Dvinge, Anne. 2015. ‘Musicking in motor city: Reconfiguring urban space at the Detroit Jazz Festival’. In The Pop Festival, ed George McKay. London: Bloomsbury: 183-197.
McKay, George. 2015. ‘Introduction’. In The Pop Festival, ed George McKay. London: Bloomsbury: 1-12.
Regis, Helen A. and Shana Walton. 2008. ‘Producing the folk at the New Orleans Jazz and Heritage Festival’. Journal of American Folklore 121/ 482: 400-440.
Small, Christopher. 1998. Musicking: The Meanings of Performing and Listening. Middletown, Conn.: Wesleyan University Press.
Walton, Shana. 2012. ‘“I only go to church once a year”: transformation and transcendence in jazz fest narratives’. Southern Journal of Linguistics 36/1: 104-126.
A group of international scholars and festival organisers and music producers gathered at the Royal Festival Hall in London during the EFG London Jazz Festival to launch the project. I took some notes, both for the record and to help us shape 2016 meeting agendas and work.
Project leader Prof Tony Whyton (Birmingham City University) introduced the day, reminding us of the project’s key questions around heritage sites, jazz festivals—ranging from jazz as a heritage music from itself today to urban regeneration to difficult questions of the intangible impact of festivals on festival-goers.

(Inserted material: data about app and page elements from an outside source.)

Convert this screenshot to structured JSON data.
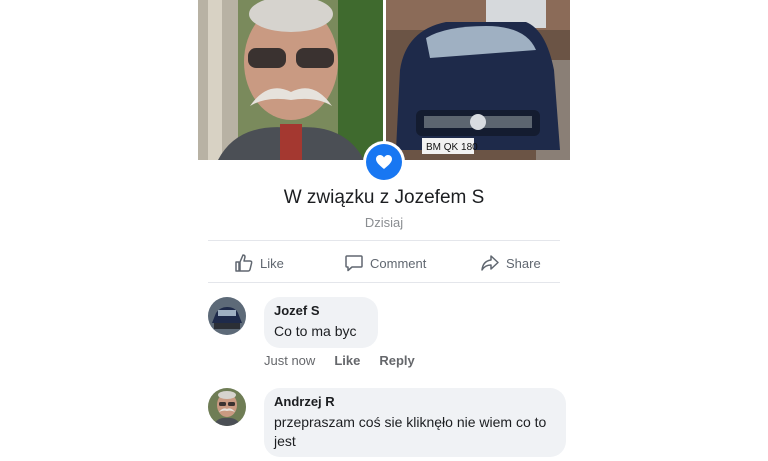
{
  "post": {
    "event_title": "W związku z Jozefem S",
    "event_date": "Dzisiaj",
    "badge_icon": "heart-icon",
    "accent_color": "#1877f2",
    "right_photo_plate_text": "BM QK 180"
  },
  "actions": {
    "like_label": "Like",
    "comment_label": "Comment",
    "share_label": "Share"
  },
  "comments": [
    {
      "author": "Jozef S",
      "text": "Co to ma byc",
      "time": "Just now",
      "like_label": "Like",
      "reply_label": "Reply"
    },
    {
      "author": "Andrzej R",
      "text": "przepraszam coś sie kliknęło nie wiem co to jest"
    }
  ]
}
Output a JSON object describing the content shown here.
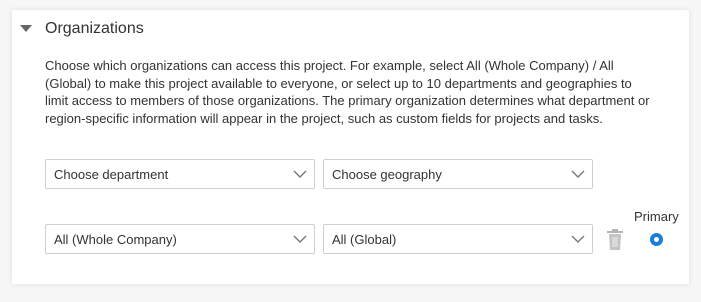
{
  "section": {
    "title": "Organizations",
    "description": "Choose which organizations can access this project. For example, select All (Whole Company) / All (Global) to make this project available to everyone, or select up to 10 departments and geographies to limit access to members of those organizations. The primary organization determines what department or region-specific information will appear in the project, such as custom fields for projects and tasks."
  },
  "new_row": {
    "department_placeholder": "Choose department",
    "geography_placeholder": "Choose geography"
  },
  "org_row": {
    "department_value": "All (Whole Company)",
    "geography_value": "All (Global)",
    "primary_label": "Primary",
    "primary_selected": true
  },
  "colors": {
    "accent": "#1a7fd9",
    "border": "#cfcfcf",
    "text": "#333333"
  },
  "icons": [
    "collapse-caret-icon",
    "chevron-down-icon",
    "trash-icon",
    "radio-selected-icon"
  ]
}
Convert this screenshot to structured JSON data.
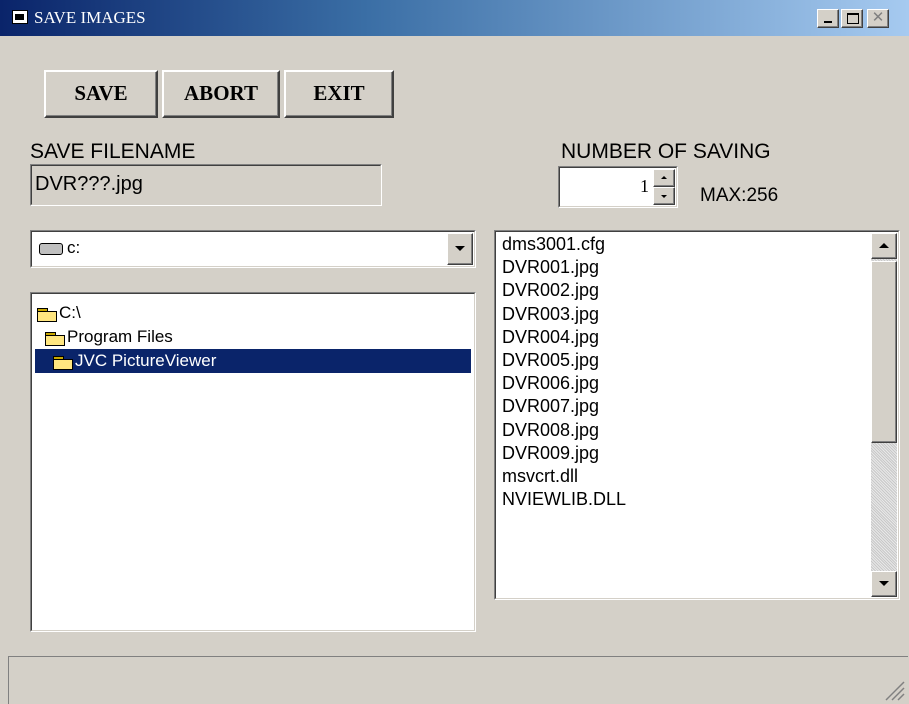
{
  "window": {
    "title": "SAVE IMAGES"
  },
  "toolbar": {
    "save_label": "SAVE",
    "abort_label": "ABORT",
    "exit_label": "EXIT"
  },
  "filename": {
    "label": "SAVE FILENAME",
    "value": "DVR???.jpg"
  },
  "saving": {
    "label": "NUMBER OF SAVING",
    "value": "1",
    "max_label": "MAX:256"
  },
  "drive": {
    "selected": "c:"
  },
  "folders": [
    {
      "label": "C:\\"
    },
    {
      "label": "Program Files"
    },
    {
      "label": "JVC PictureViewer",
      "selected": true
    }
  ],
  "files": [
    "dms3001.cfg",
    "DVR001.jpg",
    "DVR002.jpg",
    "DVR003.jpg",
    "DVR004.jpg",
    "DVR005.jpg",
    "DVR006.jpg",
    "DVR007.jpg",
    "DVR008.jpg",
    "DVR009.jpg",
    "msvcrt.dll",
    "NVIEWLIB.DLL"
  ],
  "colors": {
    "selection": "#0a246a",
    "face": "#d4d0c8"
  }
}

Prof Helene Brembeck and Merja Liimatainen (University of Gothenburg) talked of the place of consumption at festival as a core experience for festival-goers, in particular in the context of the presentation and consumption of heritage, memory, the past, at jazz festivals. How does music re-sound the architecture of the city at festival? The Swedish team will be looking at contrasting jazz festivals in Gothenburg, Gamlestaden Festival and the Classic Jazz Festival, a process of embedded research within the organisations and ethnography and cultural history, critical interrogation of festival imagery, publicity and events and venues.